In Finland, falu red is known as punamulta ("red earth"), after the pigment, which consists of finely divided hematite. Since the binder is starch, the paint is permeable to water. In Estonia, falu red is known as Rootsi punane ("Swedish red") and is most common in Western Estonia in the former Coastal Swedish territory.
The earliest evidence of the use of falu red dates from the 16th century. During the 17th century, falu red was commonly used on smaller wooden mansions, where it was intended to imitate buildings with brick facing.
In Swedish cities and towns, wooden buildings were often painted with falu red, until the early 19th century, when authorities began to oppose use of the paint. Increasingly many wooden buildings in urban areas had by then begun to be either painted in lighter colors such as yellow or white, or to be sided with stucco. The number of buildings made of bricks had also increased.
Falu red saw a resurgence in popularity in the Swedish countryside during the 19th century, when poorer farmers and crofters began to paint their houses. Falu red is still widely used in the countryside. The Finnish expression punainen tupa ja perunamaa, "a red house and a potato field", referring to idyllic nuclear family life, is a direct allusion to a country house painted in falu red.
The paint consists of water, rye flour, linseed oil and tailings from the copper mines of Falun which contain silicates iron oxides, copper compounds, and zinc. As falu red ages the binder deteriorates, leaving the color granules loose, but restoration is easy since simply brushing the surface is sufficient before repainting.
The actual color may be different depending on the degree to which the oxide is burnt, ranging from almost black to a bright, light red. Different tones of red have been popular at different times.
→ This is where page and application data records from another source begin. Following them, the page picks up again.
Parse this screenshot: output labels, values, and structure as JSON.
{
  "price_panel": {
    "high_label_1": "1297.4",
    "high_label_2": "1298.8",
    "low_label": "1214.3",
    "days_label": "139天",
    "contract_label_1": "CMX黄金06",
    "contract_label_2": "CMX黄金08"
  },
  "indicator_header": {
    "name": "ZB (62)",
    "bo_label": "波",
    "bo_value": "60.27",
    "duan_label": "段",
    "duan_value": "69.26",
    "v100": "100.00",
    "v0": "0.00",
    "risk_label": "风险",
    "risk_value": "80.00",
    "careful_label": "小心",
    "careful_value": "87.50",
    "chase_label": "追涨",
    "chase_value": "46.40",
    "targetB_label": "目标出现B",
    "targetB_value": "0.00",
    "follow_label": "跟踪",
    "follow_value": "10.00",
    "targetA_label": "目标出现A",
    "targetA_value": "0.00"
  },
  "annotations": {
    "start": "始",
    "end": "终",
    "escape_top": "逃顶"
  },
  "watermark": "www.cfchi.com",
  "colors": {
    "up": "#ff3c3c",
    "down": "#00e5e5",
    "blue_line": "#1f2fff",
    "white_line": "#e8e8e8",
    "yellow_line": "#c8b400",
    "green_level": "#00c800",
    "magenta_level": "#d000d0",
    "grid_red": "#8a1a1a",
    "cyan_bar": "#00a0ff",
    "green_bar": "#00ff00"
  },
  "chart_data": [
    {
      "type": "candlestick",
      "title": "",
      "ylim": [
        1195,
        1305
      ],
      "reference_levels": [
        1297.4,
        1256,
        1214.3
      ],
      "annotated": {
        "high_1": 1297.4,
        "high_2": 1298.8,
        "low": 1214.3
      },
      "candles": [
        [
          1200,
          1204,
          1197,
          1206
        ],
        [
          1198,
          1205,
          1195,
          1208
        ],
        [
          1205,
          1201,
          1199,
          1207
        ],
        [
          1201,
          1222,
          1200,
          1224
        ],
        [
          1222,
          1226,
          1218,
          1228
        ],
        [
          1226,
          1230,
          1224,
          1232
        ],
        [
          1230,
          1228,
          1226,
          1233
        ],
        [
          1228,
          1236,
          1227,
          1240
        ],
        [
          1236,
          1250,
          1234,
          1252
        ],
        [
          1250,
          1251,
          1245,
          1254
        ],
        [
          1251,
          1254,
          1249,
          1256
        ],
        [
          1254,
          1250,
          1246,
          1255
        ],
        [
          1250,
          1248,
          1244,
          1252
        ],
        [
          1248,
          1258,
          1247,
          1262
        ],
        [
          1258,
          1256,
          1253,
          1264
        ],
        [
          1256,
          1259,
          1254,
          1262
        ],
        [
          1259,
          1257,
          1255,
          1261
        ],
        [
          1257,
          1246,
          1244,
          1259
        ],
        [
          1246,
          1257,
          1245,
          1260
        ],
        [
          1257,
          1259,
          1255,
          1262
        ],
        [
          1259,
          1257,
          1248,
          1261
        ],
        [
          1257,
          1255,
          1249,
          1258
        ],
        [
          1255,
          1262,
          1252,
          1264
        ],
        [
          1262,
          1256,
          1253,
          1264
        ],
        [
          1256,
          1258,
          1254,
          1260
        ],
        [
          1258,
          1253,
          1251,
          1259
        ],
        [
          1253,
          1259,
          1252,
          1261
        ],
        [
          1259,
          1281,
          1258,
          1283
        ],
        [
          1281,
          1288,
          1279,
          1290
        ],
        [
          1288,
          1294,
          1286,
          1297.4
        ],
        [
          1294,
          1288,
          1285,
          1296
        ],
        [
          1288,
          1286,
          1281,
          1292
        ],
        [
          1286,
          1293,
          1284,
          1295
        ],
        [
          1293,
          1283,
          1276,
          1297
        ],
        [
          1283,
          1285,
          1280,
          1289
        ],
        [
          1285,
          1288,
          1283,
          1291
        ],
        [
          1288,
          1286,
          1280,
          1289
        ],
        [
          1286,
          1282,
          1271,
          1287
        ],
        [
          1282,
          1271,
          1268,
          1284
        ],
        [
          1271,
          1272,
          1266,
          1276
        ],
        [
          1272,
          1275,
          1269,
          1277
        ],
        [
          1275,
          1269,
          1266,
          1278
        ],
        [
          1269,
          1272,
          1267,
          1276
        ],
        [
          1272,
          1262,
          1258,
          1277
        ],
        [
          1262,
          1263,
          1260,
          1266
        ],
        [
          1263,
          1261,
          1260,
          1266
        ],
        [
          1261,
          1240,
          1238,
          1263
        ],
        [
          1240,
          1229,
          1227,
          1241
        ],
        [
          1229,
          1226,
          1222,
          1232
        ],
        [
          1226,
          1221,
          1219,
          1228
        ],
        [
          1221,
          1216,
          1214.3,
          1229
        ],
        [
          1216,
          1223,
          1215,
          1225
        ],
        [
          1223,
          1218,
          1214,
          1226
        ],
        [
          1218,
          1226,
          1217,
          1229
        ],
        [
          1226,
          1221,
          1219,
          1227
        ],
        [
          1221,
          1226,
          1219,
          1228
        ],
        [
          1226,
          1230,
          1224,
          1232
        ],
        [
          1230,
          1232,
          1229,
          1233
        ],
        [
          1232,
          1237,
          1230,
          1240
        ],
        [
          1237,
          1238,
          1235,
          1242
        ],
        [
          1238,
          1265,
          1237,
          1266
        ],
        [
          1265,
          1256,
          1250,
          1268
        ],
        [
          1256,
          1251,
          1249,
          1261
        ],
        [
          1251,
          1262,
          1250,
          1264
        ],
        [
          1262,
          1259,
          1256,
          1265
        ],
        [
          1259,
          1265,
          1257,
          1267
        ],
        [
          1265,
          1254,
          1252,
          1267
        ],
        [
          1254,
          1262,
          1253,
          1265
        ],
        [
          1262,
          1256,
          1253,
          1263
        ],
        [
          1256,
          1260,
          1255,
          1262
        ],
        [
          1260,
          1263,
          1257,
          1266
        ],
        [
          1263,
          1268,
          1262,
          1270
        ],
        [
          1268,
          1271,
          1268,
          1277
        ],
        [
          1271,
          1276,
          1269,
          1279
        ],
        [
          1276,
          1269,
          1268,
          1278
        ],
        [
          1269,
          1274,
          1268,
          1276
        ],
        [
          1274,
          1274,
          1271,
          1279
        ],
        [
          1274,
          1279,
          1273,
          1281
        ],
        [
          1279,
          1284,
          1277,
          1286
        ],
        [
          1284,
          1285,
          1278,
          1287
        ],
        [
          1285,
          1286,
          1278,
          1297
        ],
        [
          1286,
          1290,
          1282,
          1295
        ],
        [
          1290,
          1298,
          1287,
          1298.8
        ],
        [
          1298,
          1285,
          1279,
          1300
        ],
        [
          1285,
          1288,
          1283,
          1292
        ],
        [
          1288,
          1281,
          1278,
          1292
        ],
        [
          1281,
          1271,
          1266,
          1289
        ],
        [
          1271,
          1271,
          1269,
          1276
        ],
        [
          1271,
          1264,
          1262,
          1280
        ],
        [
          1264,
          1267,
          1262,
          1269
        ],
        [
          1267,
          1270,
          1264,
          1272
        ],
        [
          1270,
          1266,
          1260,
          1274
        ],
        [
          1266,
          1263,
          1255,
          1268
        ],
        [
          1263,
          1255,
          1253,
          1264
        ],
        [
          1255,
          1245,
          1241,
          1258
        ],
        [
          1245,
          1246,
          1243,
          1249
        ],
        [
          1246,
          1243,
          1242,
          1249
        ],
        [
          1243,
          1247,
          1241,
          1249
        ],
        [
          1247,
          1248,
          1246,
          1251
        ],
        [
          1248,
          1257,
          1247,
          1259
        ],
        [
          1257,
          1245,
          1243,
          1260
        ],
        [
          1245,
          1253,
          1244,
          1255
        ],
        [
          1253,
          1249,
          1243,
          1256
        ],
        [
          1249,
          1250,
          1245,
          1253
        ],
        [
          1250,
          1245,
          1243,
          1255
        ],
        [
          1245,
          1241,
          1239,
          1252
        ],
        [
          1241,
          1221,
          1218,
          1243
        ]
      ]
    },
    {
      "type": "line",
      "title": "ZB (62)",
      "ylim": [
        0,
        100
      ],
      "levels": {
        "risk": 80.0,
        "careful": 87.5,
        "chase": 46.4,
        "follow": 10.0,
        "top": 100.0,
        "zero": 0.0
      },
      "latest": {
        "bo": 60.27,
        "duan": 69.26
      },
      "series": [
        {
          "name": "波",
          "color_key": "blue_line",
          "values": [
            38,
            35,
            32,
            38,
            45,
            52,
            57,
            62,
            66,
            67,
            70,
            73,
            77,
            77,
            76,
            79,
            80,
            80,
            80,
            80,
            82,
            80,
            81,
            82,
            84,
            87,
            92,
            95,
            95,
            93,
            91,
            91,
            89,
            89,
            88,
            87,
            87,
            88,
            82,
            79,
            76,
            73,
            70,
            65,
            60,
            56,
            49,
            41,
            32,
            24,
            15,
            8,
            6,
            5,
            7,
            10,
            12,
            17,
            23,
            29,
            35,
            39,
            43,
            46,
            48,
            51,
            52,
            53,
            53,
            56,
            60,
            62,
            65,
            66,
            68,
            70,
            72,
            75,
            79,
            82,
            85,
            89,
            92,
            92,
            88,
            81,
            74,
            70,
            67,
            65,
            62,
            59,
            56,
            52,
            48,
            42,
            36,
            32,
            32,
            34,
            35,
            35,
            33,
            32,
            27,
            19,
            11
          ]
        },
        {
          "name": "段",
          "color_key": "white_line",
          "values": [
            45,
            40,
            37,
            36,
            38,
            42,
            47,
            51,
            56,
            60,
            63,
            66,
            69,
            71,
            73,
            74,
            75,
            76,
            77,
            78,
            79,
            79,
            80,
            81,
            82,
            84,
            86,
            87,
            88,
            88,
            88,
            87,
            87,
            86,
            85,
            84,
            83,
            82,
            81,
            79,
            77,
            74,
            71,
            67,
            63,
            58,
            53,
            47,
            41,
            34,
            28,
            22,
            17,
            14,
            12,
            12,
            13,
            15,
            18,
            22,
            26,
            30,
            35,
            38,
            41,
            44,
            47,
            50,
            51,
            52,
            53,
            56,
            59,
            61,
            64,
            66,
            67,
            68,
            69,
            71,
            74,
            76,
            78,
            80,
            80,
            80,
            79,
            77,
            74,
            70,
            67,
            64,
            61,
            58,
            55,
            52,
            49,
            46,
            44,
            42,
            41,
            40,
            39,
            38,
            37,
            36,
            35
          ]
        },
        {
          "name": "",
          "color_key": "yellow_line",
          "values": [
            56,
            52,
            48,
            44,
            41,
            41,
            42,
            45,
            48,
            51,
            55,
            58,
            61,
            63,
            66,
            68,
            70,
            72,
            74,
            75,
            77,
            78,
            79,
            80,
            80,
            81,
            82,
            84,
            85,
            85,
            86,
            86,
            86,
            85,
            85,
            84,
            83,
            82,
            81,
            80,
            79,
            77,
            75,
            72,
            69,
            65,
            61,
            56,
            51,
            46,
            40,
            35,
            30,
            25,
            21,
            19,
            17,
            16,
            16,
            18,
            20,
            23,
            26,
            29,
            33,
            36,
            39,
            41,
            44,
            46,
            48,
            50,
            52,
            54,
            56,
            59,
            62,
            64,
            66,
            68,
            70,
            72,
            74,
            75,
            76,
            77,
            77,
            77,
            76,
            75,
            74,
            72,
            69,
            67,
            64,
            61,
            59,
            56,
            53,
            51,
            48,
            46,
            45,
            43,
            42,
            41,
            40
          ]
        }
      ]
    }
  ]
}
- Svensk uppslagsbok, Malmö 1961
- "Falu rödfärg Original - Falu Rödfärg". Falu Rödfärg (in Swedish). Retrieved 2018-03-17.